• **Component data from apps and pages**:

== == ==

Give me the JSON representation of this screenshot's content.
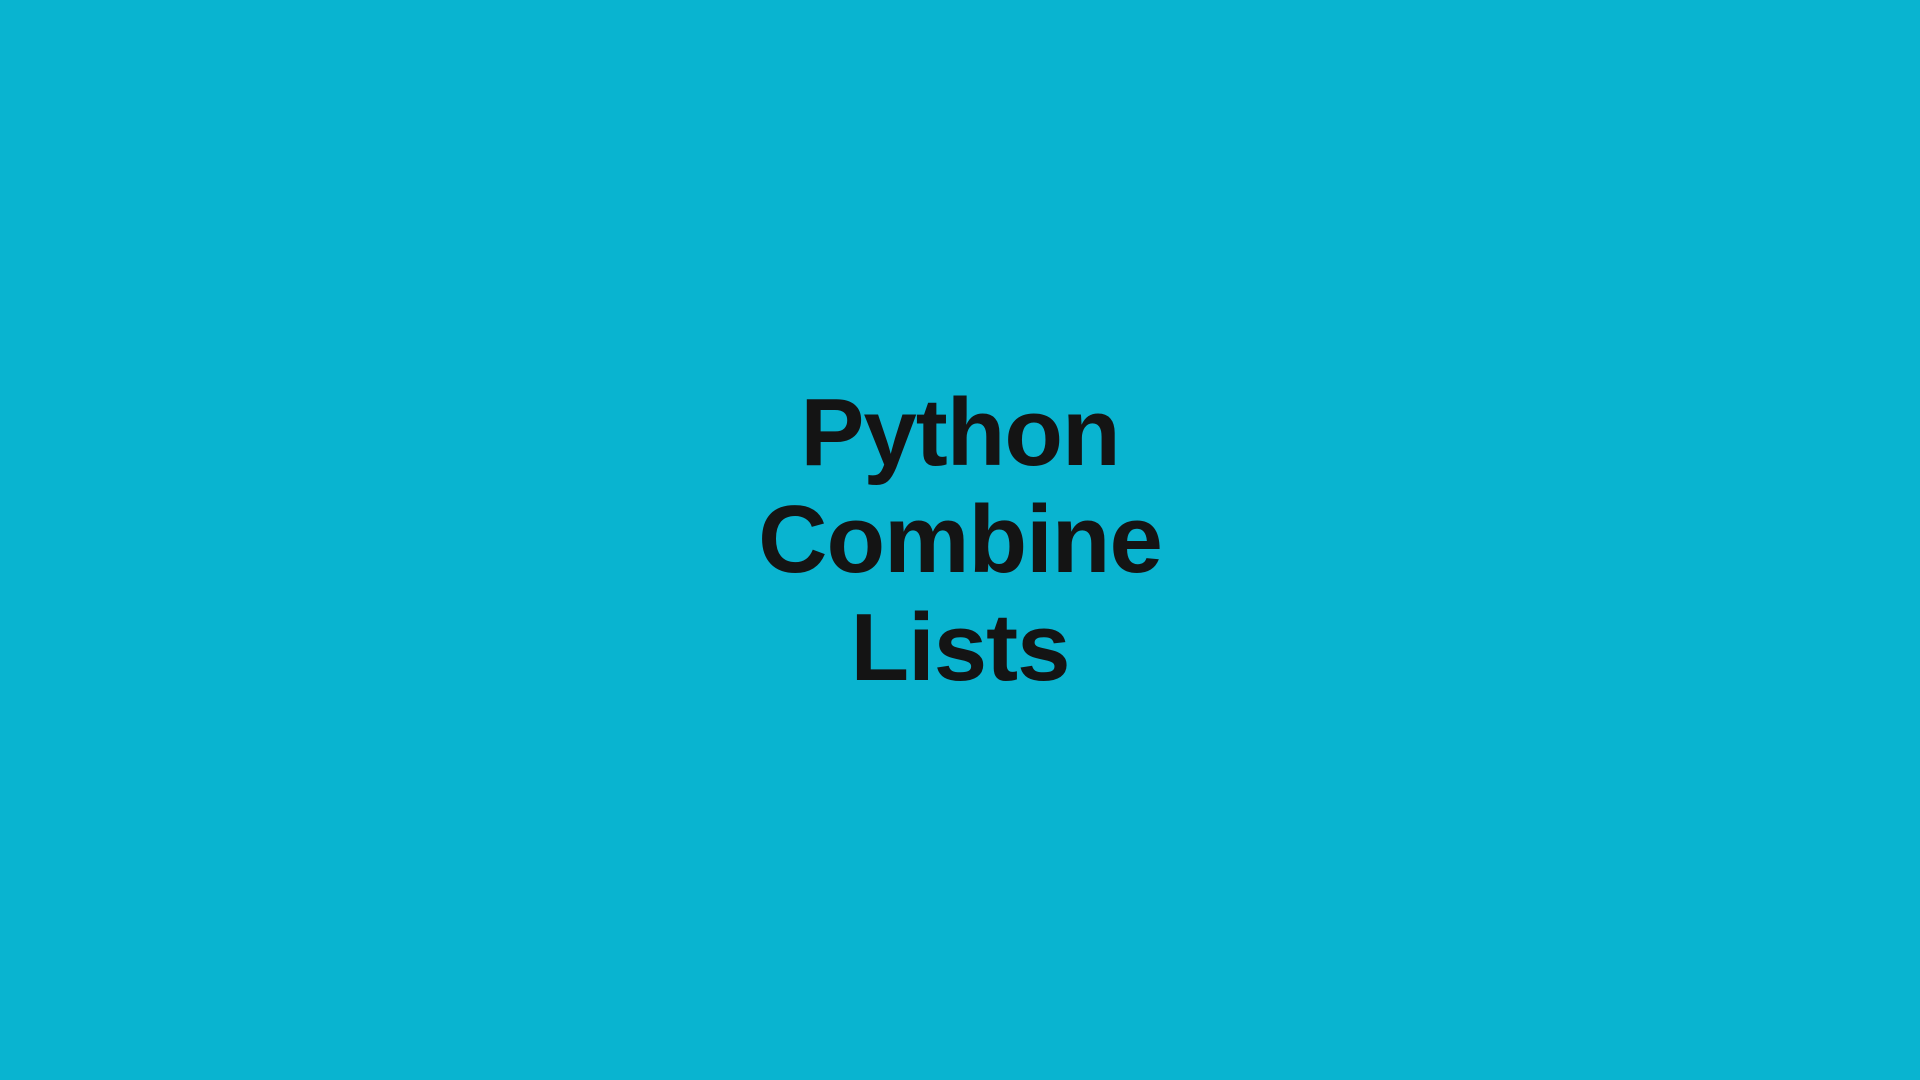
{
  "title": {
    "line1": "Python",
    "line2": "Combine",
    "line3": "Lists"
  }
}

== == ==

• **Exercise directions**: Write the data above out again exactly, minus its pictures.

• **Answer to this problem**:
Give me the JSON representation of this screenshot's content.
{
  "title": {
    "line1": "Python",
    "line2": "Combine",
    "line3": "Lists"
  }
}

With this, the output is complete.